A Sanford-MeritCare surgeon is performing a unique abdominal cancer surgery called HIPEC. Featured on ABC's Grey's Anatomy (Jan. 21, 2010), the procedure is only available at 35 medical centers in the United States. Cancer involving the abdominal lining can be very difficult to treat. HIPEC gives patients new hope.

Dr. Robert Sticca, MeritCare surgeon, is performing a unique cancer surgery called HIPEC (Hyperthermic Intraperitoneal Chemotherapy). It's also known as heated chemotherapy or chemo bath. Featured on ABC's Grey's Anatomy (Jan. 21, 2010), the procedure is only available at 35 medical centers in the United States.

For Dr. Sticca's patient John Jambois, the surgery meant a second chance. Jambois was diagnosed with pseudomyxoma peritonei (cancer in the lining of his abdomen) in November 2004. He underwent traditional chemotherapy and surgery at Mayo Clinic. Then in 2009, he had a recurrence of his cancer. He had surgery to remove the tumors followed by HIPEC in May 2009. Jambois continues to do well with no recurrence to date.

HIPEC is performed on cancers that are confined to the abdomen— including gastric, colorectal, appendix and ovarian. Before HIPEC, patients with some abdominal cancers didn't have many options because it was difficult to get traditional chemo to the abdominal cavity. HIPEC gives patients new hope. The treatment success rate varies anywhere from 75 to 90 percent for certain cancers, before it was almost always fatal.

HIPEC can take up to 18 hours. Not all patients qualify; they are carefully selected based on a variety of factors. After surgically removing the tumor(s), tubes are inserted through small incisions and a heated chemotherapy solution is pumped in, flooding the abdomen with continuously circulated liquid drugs to bathe the affected area.

"The heat is important as it helps kill cancer cells, even those not visible, because they are more sensitive to the heat than normal cells. Heat also helps open the pours of the tissue so the chemo will penetrate further," said Dr. Sticca. "The combination of the heat and chemotherapy work together to eradicate all remaining cancer cells."

Unlike regular chemotherapy, HIPEC is not absorbed into the patient's circulation, which means doctors can use a higher dose of chemo with no side effects such as nausea or hair loss.

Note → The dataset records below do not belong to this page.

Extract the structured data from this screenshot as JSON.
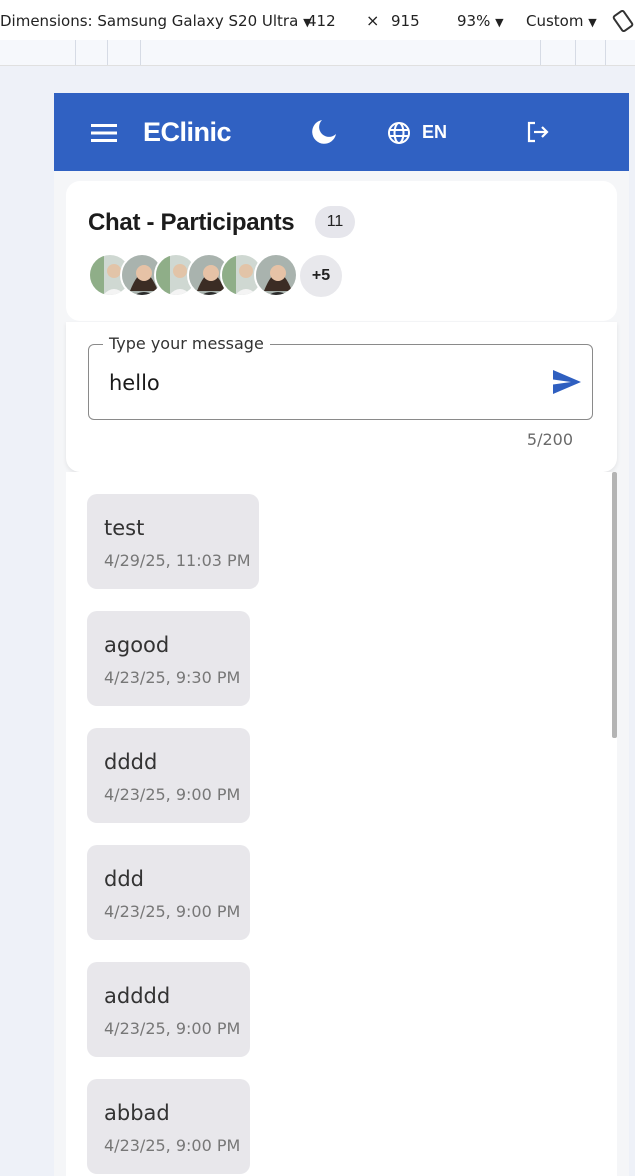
{
  "devtools": {
    "dimensions_label": "Dimensions: Samsung Galaxy S20 Ultra",
    "width": "412",
    "times": "×",
    "height": "915",
    "zoom": "93%",
    "throttle": "Custom"
  },
  "header": {
    "brand": "EClinic",
    "language": "EN",
    "icons": [
      "menu-icon",
      "moon-icon",
      "globe-icon",
      "logout-icon"
    ]
  },
  "chat": {
    "title": "Chat -  Participants",
    "participant_count": "11",
    "more_avatars": "+5"
  },
  "composer": {
    "label": "Type your message",
    "value": "hello",
    "char_counter": "5/200"
  },
  "messages": [
    {
      "text": "test",
      "time": "4/29/25, 11:03 PM"
    },
    {
      "text": "agood",
      "time": "4/23/25, 9:30 PM"
    },
    {
      "text": "dddd",
      "time": "4/23/25, 9:00 PM"
    },
    {
      "text": "ddd",
      "time": "4/23/25, 9:00 PM"
    },
    {
      "text": "adddd",
      "time": "4/23/25, 9:00 PM"
    },
    {
      "text": "abbad",
      "time": "4/23/25, 9:00 PM"
    }
  ],
  "colors": {
    "header_bg": "#3061c2",
    "send_icon": "#2f5fc0",
    "bubble_bg": "#e8e7eb"
  }
}
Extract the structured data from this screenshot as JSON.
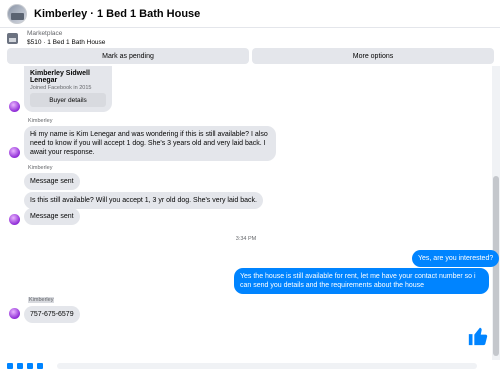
{
  "header": {
    "title": "Kimberley · 1 Bed 1 Bath House"
  },
  "listing": {
    "label": "Marketplace",
    "value": "$510 · 1 Bed 1 Bath House"
  },
  "actions": {
    "pending": "Mark as pending",
    "more": "More options"
  },
  "card": {
    "name": "Kimberley Sidwell Lenegar",
    "joined": "Joined Facebook in 2015",
    "button": "Buyer details"
  },
  "messages": {
    "sender1": "Kimberley",
    "m1": "Hi my name is Kim Lenegar and was wondering if this is still available? I also need to know if you will accept 1 dog. She's 3 years old and very laid back. I await your response.",
    "sender2": "Kimberley",
    "m2": "Message sent",
    "m3": "Is this still available? Will you accept 1, 3 yr old dog. She's very laid back.",
    "m4": "Message sent",
    "time": "3:34 PM",
    "o1": "Yes, are you interested?",
    "o2": "Yes the house is still available for rent, let me have your contact number so i can send you details and the requirements about the house",
    "sender3": "Kimberley",
    "m5": "757-675-6579"
  },
  "colors": {
    "outgoing": "#0084ff",
    "incoming": "#e4e6eb",
    "accent": "#0084ff"
  },
  "icons": {
    "like": "thumbs-up-icon"
  }
}
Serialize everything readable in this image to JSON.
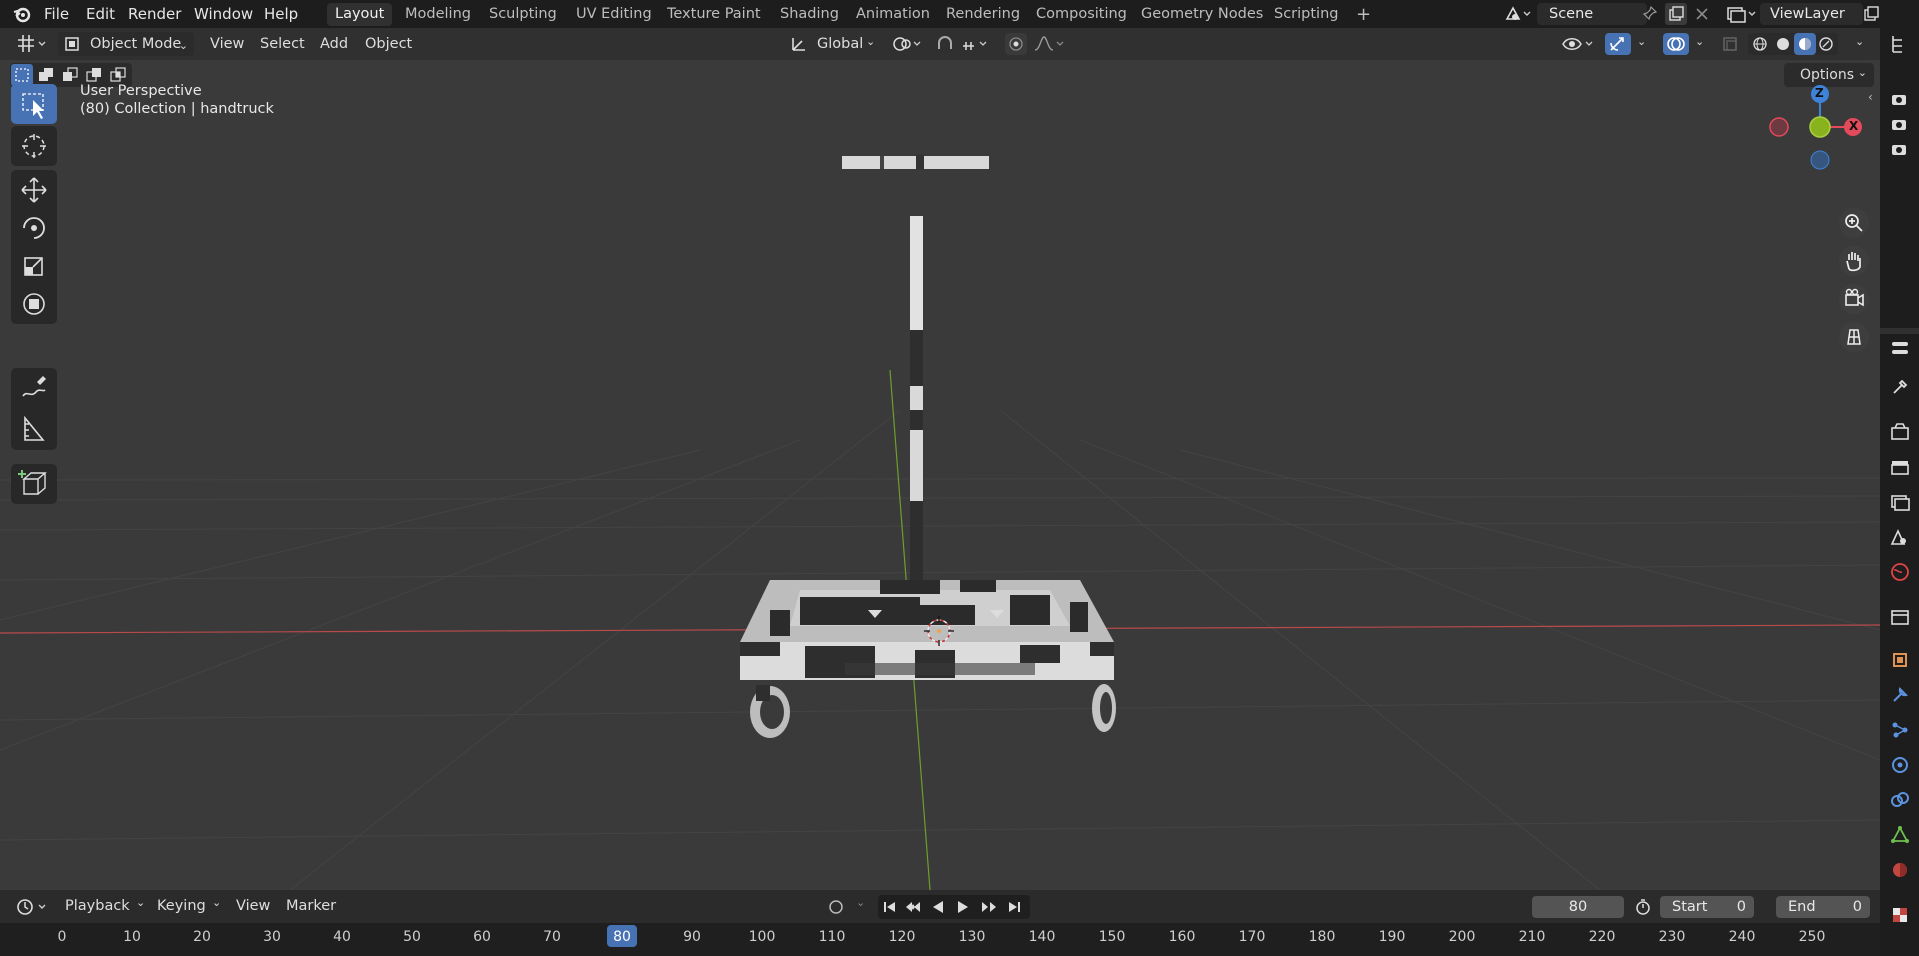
{
  "top_menu": {
    "items": [
      "File",
      "Edit",
      "Render",
      "Window",
      "Help"
    ]
  },
  "workspaces": {
    "tabs": [
      "Layout",
      "Modeling",
      "Sculpting",
      "UV Editing",
      "Texture Paint",
      "Shading",
      "Animation",
      "Rendering",
      "Compositing",
      "Geometry Nodes",
      "Scripting"
    ],
    "active": "Layout",
    "add_symbol": "+"
  },
  "scene": {
    "name": "Scene"
  },
  "view_layer": {
    "name": "ViewLayer"
  },
  "viewport_header": {
    "mode": "Object Mode",
    "menus": [
      "View",
      "Select",
      "Add",
      "Object"
    ],
    "orientation": "Global",
    "options_label": "Options"
  },
  "viewport_overlay": {
    "perspective": "User Perspective",
    "collection": "(80) Collection | handtruck"
  },
  "gizmo": {
    "z_label": "Z",
    "x_label": "X",
    "colors": {
      "x": "#e34a5c",
      "y": "#88b31d",
      "z": "#3f82d9"
    }
  },
  "timeline": {
    "menus": [
      "Playback",
      "Keying",
      "View",
      "Marker"
    ],
    "current_frame": "80",
    "start_label": "Start",
    "start_value": "0",
    "end_label": "End",
    "end_value": "0",
    "ruler_ticks": [
      "0",
      "10",
      "20",
      "30",
      "40",
      "50",
      "60",
      "70",
      "80",
      "90",
      "100",
      "110",
      "120",
      "130",
      "140",
      "150",
      "160",
      "170",
      "180",
      "190",
      "200",
      "210",
      "220",
      "230",
      "240",
      "250"
    ]
  },
  "colors": {
    "accent": "#4772b3",
    "x_axis_line": "#b94a4a",
    "y_axis_line": "#6f9e2a"
  }
}
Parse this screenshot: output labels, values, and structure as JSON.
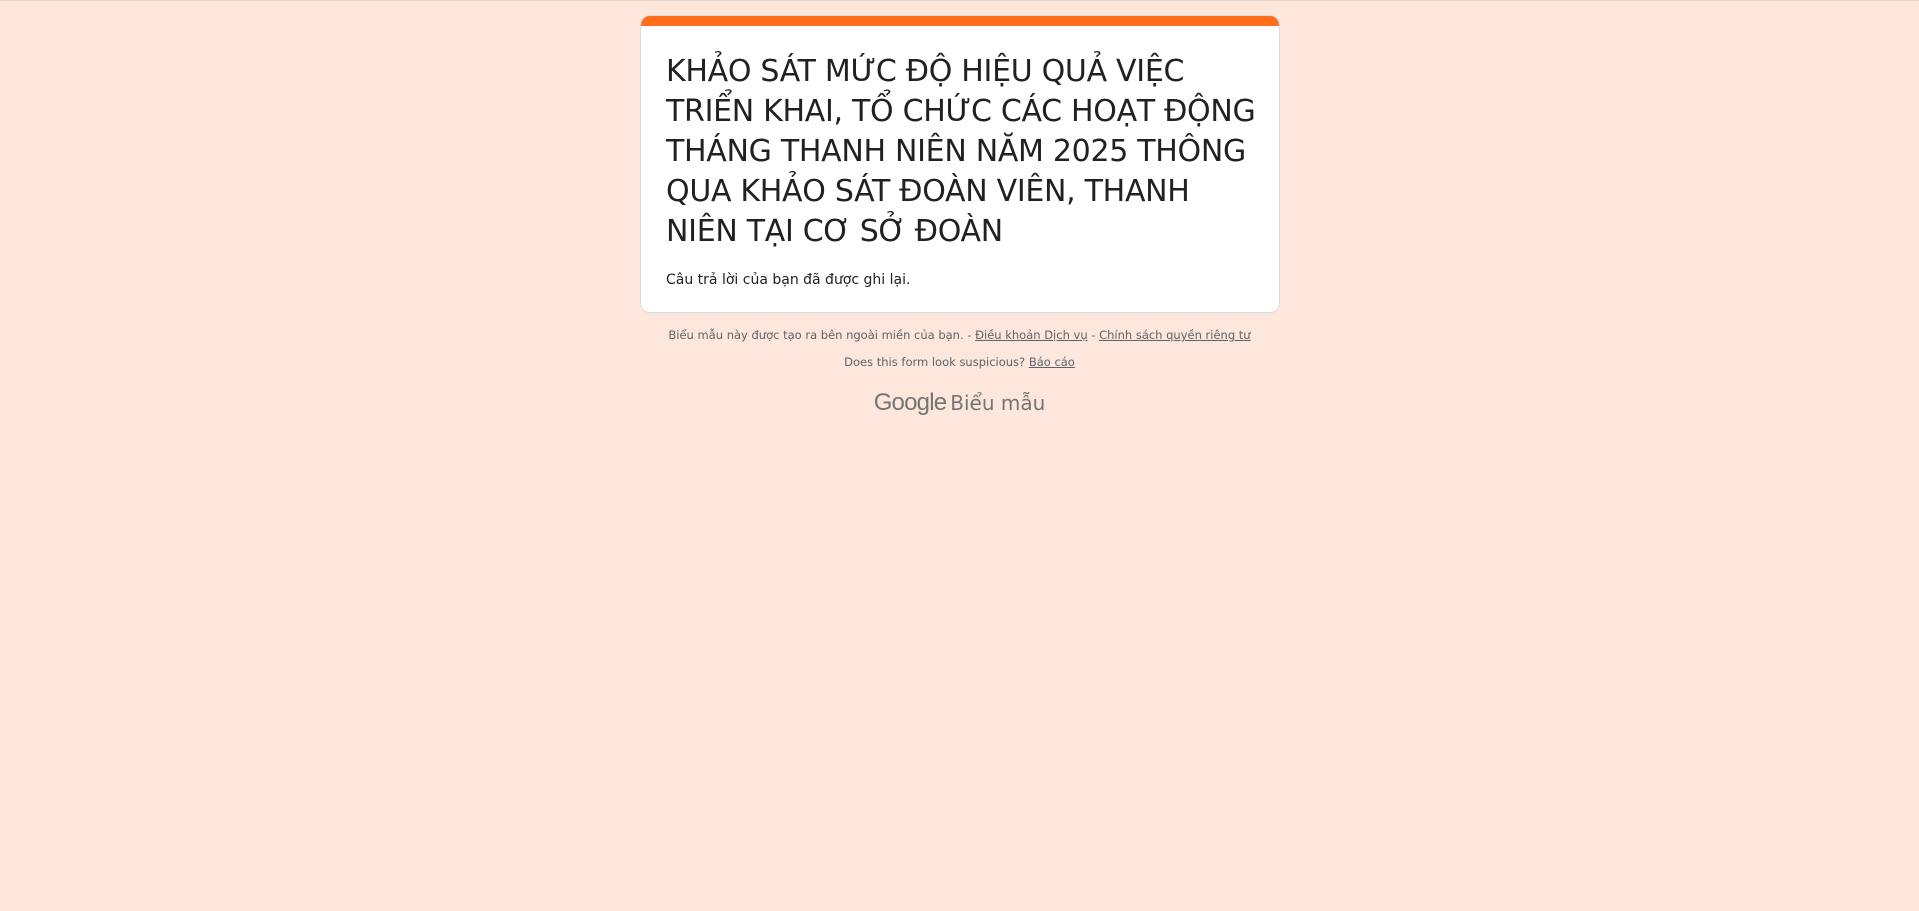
{
  "form": {
    "title": "KHẢO SÁT MỨC ĐỘ HIỆU QUẢ VIỆC TRIỂN KHAI, TỔ CHỨC CÁC HOẠT ĐỘNG THÁNG THANH NIÊN NĂM 2025 THÔNG QUA KHẢO SÁT ĐOÀN VIÊN, THANH NIÊN TẠI CƠ SỞ ĐOÀN",
    "confirmation_message": "Câu trả lời của bạn đã được ghi lại.",
    "accent_color": "#ff6d1b"
  },
  "footer": {
    "disclaimer": "Biểu mẫu này được tạo ra bên ngoài miền của bạn. -",
    "separator": "-",
    "terms_link": "Điều khoản Dịch vụ",
    "privacy_link": "Chính sách quyền riêng tư",
    "suspicious_question": "Does this form look suspicious?",
    "report_link": "Báo cáo"
  },
  "brand": {
    "google": "Google",
    "product": "Biểu mẫu"
  },
  "colors": {
    "page_background": "#fde7dc",
    "card_background": "#ffffff",
    "text": "#202124",
    "footer_text": "#5f6368"
  }
}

This is especially good news for patients needing HIPEC, as they've likely had various other treatments in the past.